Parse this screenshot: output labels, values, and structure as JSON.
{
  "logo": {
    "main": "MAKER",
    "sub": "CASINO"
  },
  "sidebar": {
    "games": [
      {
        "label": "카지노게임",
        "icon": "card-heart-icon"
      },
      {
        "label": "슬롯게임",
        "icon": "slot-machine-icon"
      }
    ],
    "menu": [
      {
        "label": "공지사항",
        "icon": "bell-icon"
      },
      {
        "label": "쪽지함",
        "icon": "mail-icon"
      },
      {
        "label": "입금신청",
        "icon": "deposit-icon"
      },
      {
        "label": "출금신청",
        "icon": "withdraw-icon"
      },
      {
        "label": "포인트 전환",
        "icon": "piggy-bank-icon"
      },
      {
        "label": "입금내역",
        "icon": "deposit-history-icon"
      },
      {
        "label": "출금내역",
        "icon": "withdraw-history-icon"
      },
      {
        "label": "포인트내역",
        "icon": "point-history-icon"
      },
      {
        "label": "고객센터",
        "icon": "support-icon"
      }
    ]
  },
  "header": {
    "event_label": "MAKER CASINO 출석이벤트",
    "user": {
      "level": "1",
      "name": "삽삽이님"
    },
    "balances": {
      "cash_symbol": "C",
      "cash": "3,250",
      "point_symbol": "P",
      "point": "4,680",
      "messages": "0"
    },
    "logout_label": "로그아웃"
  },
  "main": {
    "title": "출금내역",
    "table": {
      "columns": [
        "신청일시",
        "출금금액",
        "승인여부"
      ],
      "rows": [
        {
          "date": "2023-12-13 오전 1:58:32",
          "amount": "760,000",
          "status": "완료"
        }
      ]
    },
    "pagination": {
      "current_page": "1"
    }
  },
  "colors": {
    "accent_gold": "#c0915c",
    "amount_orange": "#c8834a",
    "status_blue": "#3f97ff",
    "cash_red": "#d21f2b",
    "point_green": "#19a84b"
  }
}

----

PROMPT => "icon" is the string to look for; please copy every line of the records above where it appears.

SOLUTION TO THIS EXERCISE =>
        "icon": "card-heart-icon"
        "icon": "slot-machine-icon"
        "icon": "bell-icon"
        "icon": "mail-icon"
        "icon": "deposit-icon"
        "icon": "withdraw-icon"
        "icon": "piggy-bank-icon"
        "icon": "deposit-history-icon"
        "icon": "withdraw-history-icon"
        "icon": "point-history-icon"
        "icon": "support-icon"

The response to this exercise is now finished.